- strong enough that it’s not going to rip the first couple times you wear it
- gives a noticeable waist reduction and shaping, because it’s not elastic,
- has steel bones, not plastic bones that easily warp, and
- has a hip spring and rib spring that is wide enough that the corset will effectively cinch in the waist without squishing or pinching everything else.
- A tightlacing corset may be either custom fit or standard size.
- I have two video on how to shop for a tightlacing corset, whether you’re shopping in person/ in store, or if you’re shopping online.
What corset should I look for if I want to Waist Train?
If someone asks me what corset is appropriate for waist training, I presume that they will be using the corset on a daily or almost daily basis, likely for long hours and eventually at high reductions. If you intend to waist train, GO CUSTOM FIT. Even if you have rather “standard” measurements, a custom fit piece is almost always more comfortable. Many corsetieres will construct specific “waist training” corsets. Some of the differences I’ve observed with “waist training” corsets vs regular or “tight lacing” corsets amongst corsetieres:
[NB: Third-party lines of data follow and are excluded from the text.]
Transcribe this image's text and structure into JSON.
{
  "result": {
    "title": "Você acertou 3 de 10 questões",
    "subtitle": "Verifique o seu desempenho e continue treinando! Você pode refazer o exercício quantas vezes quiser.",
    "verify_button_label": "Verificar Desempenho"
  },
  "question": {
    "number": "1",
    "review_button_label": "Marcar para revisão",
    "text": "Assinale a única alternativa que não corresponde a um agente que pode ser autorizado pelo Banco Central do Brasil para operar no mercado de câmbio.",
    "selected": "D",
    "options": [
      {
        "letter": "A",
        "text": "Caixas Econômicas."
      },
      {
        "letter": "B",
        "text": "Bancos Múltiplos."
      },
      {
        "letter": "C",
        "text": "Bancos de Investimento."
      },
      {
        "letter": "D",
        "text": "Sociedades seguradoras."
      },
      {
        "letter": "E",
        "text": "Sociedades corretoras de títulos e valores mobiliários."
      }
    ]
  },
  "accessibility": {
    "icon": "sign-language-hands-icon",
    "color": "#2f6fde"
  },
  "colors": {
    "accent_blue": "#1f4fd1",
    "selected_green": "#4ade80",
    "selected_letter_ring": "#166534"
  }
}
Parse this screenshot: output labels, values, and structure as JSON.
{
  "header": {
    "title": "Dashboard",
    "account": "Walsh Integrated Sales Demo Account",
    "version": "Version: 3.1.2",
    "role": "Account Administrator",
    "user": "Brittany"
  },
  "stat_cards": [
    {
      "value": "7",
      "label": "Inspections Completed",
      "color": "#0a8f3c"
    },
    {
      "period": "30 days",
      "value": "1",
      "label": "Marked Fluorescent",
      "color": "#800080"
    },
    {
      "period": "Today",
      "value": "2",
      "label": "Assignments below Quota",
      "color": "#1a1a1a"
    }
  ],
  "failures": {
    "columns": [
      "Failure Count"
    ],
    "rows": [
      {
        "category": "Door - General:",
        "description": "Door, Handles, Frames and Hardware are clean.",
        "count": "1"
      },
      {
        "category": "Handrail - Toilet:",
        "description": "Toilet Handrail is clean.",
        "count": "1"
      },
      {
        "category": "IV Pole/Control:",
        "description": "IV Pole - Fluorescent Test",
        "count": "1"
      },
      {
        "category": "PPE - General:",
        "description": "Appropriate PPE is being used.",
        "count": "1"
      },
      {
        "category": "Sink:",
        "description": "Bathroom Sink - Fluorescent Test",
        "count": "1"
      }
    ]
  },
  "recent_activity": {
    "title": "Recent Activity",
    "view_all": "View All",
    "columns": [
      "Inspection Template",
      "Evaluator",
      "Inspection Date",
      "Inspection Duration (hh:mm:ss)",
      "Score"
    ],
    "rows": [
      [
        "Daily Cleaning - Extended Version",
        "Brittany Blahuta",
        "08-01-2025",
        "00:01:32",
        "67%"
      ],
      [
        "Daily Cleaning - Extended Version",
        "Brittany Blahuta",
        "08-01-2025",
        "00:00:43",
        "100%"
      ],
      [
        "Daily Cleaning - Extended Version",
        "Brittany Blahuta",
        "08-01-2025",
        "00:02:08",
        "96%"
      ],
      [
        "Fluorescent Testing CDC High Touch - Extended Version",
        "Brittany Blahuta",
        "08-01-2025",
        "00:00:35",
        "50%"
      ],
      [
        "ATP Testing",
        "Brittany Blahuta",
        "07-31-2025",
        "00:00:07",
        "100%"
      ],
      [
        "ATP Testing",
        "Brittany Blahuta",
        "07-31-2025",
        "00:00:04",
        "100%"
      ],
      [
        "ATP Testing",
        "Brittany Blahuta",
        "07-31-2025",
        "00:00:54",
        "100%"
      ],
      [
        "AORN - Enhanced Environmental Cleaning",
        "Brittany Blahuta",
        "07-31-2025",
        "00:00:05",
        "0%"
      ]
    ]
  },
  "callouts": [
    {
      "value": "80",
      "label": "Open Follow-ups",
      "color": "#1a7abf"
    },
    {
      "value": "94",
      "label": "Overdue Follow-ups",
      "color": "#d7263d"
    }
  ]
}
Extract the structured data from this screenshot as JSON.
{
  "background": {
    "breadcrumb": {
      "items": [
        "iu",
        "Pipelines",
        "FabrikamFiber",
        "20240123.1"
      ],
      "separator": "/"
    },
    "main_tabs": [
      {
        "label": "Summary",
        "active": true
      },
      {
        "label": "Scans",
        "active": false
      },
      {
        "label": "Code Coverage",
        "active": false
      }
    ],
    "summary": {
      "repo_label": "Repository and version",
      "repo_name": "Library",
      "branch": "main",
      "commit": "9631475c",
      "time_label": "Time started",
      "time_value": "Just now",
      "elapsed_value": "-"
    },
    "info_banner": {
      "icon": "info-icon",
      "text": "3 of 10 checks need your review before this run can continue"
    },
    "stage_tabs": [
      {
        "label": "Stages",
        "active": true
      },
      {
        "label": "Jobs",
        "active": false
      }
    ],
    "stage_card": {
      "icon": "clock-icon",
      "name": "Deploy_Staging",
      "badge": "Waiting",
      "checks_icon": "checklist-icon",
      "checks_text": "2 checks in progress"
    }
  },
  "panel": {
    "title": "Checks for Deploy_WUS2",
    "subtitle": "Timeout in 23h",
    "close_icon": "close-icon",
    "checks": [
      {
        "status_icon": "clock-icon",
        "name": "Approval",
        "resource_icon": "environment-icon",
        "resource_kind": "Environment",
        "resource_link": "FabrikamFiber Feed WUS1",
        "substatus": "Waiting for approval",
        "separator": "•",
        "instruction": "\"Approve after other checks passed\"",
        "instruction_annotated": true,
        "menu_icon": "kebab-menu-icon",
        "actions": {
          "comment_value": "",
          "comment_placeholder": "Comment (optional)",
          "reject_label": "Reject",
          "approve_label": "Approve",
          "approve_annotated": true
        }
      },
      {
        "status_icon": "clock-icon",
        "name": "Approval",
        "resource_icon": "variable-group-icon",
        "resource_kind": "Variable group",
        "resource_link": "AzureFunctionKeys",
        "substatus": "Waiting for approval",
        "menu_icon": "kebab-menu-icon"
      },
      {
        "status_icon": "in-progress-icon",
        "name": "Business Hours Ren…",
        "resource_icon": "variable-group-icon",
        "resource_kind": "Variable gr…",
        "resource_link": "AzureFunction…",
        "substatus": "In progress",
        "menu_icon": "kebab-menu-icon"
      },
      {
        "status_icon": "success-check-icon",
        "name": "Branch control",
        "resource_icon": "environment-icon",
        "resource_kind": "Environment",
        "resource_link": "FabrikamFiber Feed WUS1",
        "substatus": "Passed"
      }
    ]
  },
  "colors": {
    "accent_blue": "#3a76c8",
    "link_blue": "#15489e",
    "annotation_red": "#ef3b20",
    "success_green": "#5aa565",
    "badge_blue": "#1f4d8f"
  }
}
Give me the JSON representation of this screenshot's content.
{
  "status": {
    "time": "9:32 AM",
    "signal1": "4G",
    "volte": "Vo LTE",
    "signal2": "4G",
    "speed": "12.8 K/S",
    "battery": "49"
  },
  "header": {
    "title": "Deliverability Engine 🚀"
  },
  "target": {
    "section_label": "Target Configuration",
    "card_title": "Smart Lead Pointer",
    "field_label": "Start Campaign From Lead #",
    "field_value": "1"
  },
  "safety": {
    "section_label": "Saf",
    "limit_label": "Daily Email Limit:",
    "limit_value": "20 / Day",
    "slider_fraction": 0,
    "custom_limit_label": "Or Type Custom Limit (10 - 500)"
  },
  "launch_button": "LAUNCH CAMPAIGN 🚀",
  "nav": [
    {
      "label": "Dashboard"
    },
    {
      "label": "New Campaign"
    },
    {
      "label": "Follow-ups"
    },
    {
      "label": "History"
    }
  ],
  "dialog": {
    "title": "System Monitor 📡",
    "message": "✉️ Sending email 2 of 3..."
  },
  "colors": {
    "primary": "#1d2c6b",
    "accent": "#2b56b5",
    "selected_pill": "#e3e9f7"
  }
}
- waist training corsets may have higher quality and stronger materials like coutil or special corsetry broche (whereas tightlacing corsets may be made only from twill)
- waist training corsets may be constructed with stronger seams or they may feature triple or even quadruple stitching (tightlacing corsets may have double stitching but that’s it)
- waist training corsets sometimes have more bones, but more importantly the boning may be interspersed in such a way that it helps avoid giving the wearer pressure points. (Please note that just because a corset is double boned on the seams, doesn’t automatically means that it is suitable for waist training.)
- waist training corsets usually have a smooth interior to prevent wrinkling or abrasion (tightlacing corsets are sometimes constructed with internal boning channels, which I find least comfortable of all construction methods)
- waist training corsets may feature a reinforced busk/ extra wide busk, modesty panel, stronger laces and other upgrades to make your lacing experience more comfortable (tightlacing corsets may or may not include these. Please note that even for waist training corsets, some of these features may need to be purchased or requested)
All this makes a waist training corset not only more comfortable, which means you will be able to lace tighter and longer in comfort, but it also lasts longer without falling apart and overall, it’s more effective at molding your body and will be a more positive experience. You save time, you save money, and you save yourself from discomfort and frustration by choosing a higher quality corset that is made for the job you’re giving it.
THE BIG QUESTION: is it possible to waist train in an OTR, tight lacing corset?
It’s possible. You may see progress, but it might not be as comfortable compared to a waist training corset. Depending on the brand, your corset may break or stretch significantly after a few months because it wasn’t designed to take daily rigorous use.
Like I’ve said in many Youtube videos and blog posts before, an OTR corset is something that you can test the waters with and see if corseting is for you. If you are tight lacing on an occasional basis or wearing it for temporary shaping and fashion, OTR corsets are fine. But after the first OTR corset, if you want to cinch down past the advised 4-6 inches and continue sizing down in corsets, it would be worth your while (and probably your wallet) to get a well-made, properly fit corset that will hold up to the tension you put on it and last you a long time.
If you see an OTR corset company that boasts up to 6-8 inches reduction and says they’re appropriate for waist training, and especially if they make no distinction between tight lacing and waist training, proceed with caution. Educate yourself as much as possible before investing in a corset – your body deserves the best.
How do you define tight lacing vs waist training? What do you think are the features of a good tight lacing corset vs a waist training corset? Let me know in the comments below!
You may also want to read my related article: “What is the BEST Corset Brand for Tight Lacing/ Waist Training?”